*DESCRIPTION OF THE TASK:*
Below are some entries; state how many of their lines contain the word "been", with nothing else in the reply.

*INFORMATION PROVIDED:*
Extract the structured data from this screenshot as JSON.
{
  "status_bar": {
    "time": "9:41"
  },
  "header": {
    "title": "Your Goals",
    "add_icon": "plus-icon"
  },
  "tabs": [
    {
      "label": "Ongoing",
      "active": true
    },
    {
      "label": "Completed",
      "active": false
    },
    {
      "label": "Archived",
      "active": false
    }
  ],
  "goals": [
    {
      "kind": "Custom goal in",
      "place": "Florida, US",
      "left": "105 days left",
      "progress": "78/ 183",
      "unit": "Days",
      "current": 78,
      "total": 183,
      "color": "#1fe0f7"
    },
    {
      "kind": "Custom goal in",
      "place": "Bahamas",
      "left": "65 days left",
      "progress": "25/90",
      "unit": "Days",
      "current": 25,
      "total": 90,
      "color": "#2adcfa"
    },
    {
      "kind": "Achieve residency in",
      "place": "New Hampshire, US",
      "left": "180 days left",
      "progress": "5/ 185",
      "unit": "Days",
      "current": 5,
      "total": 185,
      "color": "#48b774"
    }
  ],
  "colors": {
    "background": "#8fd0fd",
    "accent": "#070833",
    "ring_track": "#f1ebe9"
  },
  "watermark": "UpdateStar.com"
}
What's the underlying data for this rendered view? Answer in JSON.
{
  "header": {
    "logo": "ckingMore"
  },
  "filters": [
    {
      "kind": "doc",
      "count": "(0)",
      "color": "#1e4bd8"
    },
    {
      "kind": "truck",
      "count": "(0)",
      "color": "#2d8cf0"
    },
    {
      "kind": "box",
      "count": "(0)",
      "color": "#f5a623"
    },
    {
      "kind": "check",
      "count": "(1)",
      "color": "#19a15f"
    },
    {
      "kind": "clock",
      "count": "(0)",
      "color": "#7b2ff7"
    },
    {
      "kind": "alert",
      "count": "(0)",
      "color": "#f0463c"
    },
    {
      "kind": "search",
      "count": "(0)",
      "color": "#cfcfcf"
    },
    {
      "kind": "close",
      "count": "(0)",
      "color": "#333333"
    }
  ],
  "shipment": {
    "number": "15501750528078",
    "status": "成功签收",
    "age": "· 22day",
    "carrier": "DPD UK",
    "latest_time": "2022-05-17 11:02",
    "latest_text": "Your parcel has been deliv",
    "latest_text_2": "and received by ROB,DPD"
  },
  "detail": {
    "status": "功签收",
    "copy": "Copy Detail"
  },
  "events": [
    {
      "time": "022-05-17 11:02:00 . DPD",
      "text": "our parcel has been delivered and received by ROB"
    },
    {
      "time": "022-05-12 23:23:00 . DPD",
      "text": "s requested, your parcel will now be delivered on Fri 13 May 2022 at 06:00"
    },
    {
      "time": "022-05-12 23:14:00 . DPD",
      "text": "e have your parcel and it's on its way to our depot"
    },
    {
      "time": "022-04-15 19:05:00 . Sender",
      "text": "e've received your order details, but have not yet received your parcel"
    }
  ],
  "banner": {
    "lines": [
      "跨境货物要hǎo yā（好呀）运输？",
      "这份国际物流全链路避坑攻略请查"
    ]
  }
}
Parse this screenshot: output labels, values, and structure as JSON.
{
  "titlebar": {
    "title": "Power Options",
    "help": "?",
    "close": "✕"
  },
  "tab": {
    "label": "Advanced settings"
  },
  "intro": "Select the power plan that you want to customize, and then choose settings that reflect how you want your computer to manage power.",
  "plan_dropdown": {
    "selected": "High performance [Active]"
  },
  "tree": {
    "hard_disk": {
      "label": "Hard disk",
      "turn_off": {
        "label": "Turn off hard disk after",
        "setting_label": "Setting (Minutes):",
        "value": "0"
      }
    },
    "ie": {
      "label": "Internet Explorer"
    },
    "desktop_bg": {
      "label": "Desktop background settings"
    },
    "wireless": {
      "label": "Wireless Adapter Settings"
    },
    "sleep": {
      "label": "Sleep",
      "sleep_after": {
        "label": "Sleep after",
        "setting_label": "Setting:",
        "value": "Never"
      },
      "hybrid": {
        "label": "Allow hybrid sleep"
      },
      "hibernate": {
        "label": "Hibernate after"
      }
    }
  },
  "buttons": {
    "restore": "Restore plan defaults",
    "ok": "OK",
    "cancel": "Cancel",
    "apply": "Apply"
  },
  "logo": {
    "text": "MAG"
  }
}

*OUTPUT OF THE EXERCISE:*
2